Saturday, 27 November 2010

Arch Linux review

I believe it is time I can provide a substantial review of Arch linux distribution. I have already written about my switch to Arch linux; so I will not reiterate those ideas here. I will just attempt to clarify your view towards Arch linux because most distributions are merely reflections of viewpoints of the developers of the distribution.

Arch linux is a rolling release distribution that provides bleeding edge software. That is all to it. Now, with bleeding edge software, there are always stability issues. If you are looking for rock-solid stability, go for Debian without any further thought. However, do consider the fact that if software is bleeding edge then most likely the bugs are upstream than with the distribution. This notion is reinforced by the fact that Arch does not mod packages. Arch branding is optional. When I started using Arch, I had reported a firefox issue which turned out to be an upstream problem. This was within 24 hours. Then there was the valgrind issue which I did talk about at length. So, basically Arch people respond fast. However, the IRC channel #archlinux is not very friendly (may be I still have a hang over from #gentoo). Arch is good at performance; boots up fast. It has decent support for hardware. Installing drivers for my WLAN was not at all difficult.

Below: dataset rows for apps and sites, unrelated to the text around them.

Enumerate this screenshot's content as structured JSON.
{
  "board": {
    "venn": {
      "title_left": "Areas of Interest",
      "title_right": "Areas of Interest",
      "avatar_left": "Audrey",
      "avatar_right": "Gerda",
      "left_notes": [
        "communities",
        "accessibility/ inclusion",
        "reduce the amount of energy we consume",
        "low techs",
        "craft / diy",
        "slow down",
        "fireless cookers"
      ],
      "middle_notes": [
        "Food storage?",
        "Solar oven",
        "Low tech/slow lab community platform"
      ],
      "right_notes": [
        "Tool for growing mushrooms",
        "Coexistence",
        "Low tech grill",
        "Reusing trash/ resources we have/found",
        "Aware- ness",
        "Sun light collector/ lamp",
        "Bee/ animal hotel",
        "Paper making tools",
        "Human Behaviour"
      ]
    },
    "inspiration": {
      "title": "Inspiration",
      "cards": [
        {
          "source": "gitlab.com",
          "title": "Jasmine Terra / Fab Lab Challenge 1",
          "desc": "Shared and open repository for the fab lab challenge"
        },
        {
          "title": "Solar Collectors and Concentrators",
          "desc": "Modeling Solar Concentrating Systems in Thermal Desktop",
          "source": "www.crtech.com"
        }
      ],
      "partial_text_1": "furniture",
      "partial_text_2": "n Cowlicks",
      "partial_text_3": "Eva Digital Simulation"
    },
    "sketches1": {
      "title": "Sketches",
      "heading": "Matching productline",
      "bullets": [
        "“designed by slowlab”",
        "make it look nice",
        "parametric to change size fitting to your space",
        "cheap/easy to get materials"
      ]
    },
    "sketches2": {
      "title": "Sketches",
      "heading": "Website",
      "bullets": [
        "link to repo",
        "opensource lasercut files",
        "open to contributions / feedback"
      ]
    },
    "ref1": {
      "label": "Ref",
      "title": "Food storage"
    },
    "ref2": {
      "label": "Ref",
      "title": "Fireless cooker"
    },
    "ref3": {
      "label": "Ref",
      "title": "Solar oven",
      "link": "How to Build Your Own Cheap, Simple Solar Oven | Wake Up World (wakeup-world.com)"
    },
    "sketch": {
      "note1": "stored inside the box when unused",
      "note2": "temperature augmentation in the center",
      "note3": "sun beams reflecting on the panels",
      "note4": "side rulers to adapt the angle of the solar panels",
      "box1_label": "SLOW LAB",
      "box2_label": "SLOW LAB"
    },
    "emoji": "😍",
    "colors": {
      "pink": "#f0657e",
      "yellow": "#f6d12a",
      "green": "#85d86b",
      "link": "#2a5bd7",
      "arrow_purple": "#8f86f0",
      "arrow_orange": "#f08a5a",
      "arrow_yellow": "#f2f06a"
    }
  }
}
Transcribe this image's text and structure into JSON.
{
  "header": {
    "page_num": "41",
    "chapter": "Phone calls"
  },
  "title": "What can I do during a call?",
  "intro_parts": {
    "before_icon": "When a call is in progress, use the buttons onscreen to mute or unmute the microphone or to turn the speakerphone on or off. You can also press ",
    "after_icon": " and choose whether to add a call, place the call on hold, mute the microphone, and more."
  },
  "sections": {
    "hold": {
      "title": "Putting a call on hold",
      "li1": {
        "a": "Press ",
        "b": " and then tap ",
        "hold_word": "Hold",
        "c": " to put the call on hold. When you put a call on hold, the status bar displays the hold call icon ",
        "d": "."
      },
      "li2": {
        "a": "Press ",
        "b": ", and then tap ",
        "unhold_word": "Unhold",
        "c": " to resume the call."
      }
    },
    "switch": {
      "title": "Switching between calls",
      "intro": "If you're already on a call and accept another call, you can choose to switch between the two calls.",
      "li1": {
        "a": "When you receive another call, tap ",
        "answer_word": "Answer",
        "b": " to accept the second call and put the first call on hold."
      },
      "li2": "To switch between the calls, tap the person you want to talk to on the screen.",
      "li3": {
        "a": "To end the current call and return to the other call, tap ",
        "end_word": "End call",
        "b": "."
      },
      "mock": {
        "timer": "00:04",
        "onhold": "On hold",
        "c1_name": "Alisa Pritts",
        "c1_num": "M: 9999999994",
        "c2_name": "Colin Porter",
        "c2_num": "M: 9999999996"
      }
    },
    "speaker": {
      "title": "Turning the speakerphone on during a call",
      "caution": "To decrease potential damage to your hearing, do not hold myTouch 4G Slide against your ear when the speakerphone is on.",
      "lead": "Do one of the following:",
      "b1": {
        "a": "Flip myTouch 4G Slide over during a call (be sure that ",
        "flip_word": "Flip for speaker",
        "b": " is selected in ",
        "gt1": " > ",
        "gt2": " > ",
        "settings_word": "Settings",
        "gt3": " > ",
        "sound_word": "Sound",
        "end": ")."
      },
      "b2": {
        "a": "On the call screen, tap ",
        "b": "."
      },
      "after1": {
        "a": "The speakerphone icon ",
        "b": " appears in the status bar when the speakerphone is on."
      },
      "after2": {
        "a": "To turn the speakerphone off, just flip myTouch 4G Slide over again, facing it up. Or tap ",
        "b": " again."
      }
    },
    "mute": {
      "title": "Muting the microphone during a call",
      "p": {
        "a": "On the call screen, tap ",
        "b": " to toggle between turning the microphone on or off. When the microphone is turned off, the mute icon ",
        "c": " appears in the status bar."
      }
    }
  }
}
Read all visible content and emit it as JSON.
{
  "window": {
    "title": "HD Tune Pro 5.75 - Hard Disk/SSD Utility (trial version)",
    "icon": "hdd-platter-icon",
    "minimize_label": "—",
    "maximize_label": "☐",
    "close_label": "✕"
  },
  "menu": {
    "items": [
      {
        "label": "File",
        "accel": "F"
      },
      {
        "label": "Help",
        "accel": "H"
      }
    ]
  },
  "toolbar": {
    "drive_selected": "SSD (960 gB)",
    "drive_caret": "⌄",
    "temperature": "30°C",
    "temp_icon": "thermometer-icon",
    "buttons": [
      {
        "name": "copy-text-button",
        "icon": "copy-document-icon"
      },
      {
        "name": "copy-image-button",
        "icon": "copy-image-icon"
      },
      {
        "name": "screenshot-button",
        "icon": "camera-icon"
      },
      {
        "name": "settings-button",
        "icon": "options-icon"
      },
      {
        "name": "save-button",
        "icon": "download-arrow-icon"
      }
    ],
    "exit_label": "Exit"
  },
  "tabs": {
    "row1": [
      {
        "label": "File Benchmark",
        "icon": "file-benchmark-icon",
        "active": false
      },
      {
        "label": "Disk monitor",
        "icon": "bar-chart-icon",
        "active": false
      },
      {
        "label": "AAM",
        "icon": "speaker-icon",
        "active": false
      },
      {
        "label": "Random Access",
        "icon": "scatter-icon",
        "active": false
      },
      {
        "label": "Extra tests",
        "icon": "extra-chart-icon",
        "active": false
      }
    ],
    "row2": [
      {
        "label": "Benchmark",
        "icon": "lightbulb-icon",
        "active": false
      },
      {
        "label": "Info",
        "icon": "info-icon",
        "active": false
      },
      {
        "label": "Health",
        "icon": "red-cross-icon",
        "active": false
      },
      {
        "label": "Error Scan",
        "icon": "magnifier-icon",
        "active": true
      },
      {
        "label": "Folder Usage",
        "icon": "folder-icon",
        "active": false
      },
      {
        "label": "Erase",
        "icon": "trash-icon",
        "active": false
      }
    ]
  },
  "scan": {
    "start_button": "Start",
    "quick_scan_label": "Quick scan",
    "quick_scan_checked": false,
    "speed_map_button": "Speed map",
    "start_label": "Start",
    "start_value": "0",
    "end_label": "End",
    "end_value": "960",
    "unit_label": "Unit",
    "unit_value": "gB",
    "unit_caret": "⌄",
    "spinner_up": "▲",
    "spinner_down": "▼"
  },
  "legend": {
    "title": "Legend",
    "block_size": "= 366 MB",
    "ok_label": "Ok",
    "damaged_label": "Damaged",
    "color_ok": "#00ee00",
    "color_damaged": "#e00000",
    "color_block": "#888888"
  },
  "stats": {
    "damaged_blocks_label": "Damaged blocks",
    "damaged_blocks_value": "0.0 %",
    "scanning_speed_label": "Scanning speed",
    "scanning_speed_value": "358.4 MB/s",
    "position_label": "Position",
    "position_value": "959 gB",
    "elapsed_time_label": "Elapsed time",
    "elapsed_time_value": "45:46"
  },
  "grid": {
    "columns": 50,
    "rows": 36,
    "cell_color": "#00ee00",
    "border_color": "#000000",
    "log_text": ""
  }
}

On the downside, some aspects that are not addressed by upstream properly are not handled by Arch appropriately. [Many distributions actively patch packages before release; though upstream commitment of the patches is a different scenario.] It is basically Arch policy. I have two unsolved bugs about the Arch kernel: one for 2.6.34 and one for 2.6.35. Also, my SD-card reader was not working properly before 2.6.35.

Yesterday, I upgraded to 2.6.36 and there were two error messages at boot time. One was about tomoyo-init scripts and the other was about HDA-Intel being unknown hardware. The former is harmless and the later was easy to resolve using the wiki. There still remain two things about Arch that annoy me:
Yet again, they are mostly upstream issues. Thus, Arch linux is a nice distribution; but it may not be the best choice for new users.

Tuesday, 9 November 2010

Cache_clean to clean up older packages

I have a 10 gig / partition and I had only about a gig left on it. So, I decided to clean up. I was aware that pacman stores multiple versions of packages so I checked out the size of /var/cache/pacman/pkg and it tuned out to be 4.9 gigs, i.e. more than 50% of my used space. The way to regain disk space was clear. I started looking up ways to clean up and found a python script in AUR. A snippet of the script's preview run is below.

['mercurial-1.5.1-1-x86_64.pkg.tar.xz', 'mercurial-1.5.2-1-x86_64.pkg.tar.xz', 'mercurial-1.5.3-1-x86_64.pkg.tar.xz', 'mercurial-1.5.4-1-x86_64.pkg.tar.xz', 'mercurial-1.6-1-x86_64.pkg.tar.xz', 'mercurial-1.6.2-1-x86_64.pkg.tar.xz', 'mercurial-1.6.3-1-x86_64.pkg.tar.xz']
['xulrunner-', 'xulrunner-', 'xulrunner-', 'xulrunner-', 'xulrunner-', 'xulrunner-', 'xulrunner-', 'xulrunner-']

Using the script I cleaned 2.5 gb within a minute. Elegant.
[N.B. - An alternative script in Go is available at github.]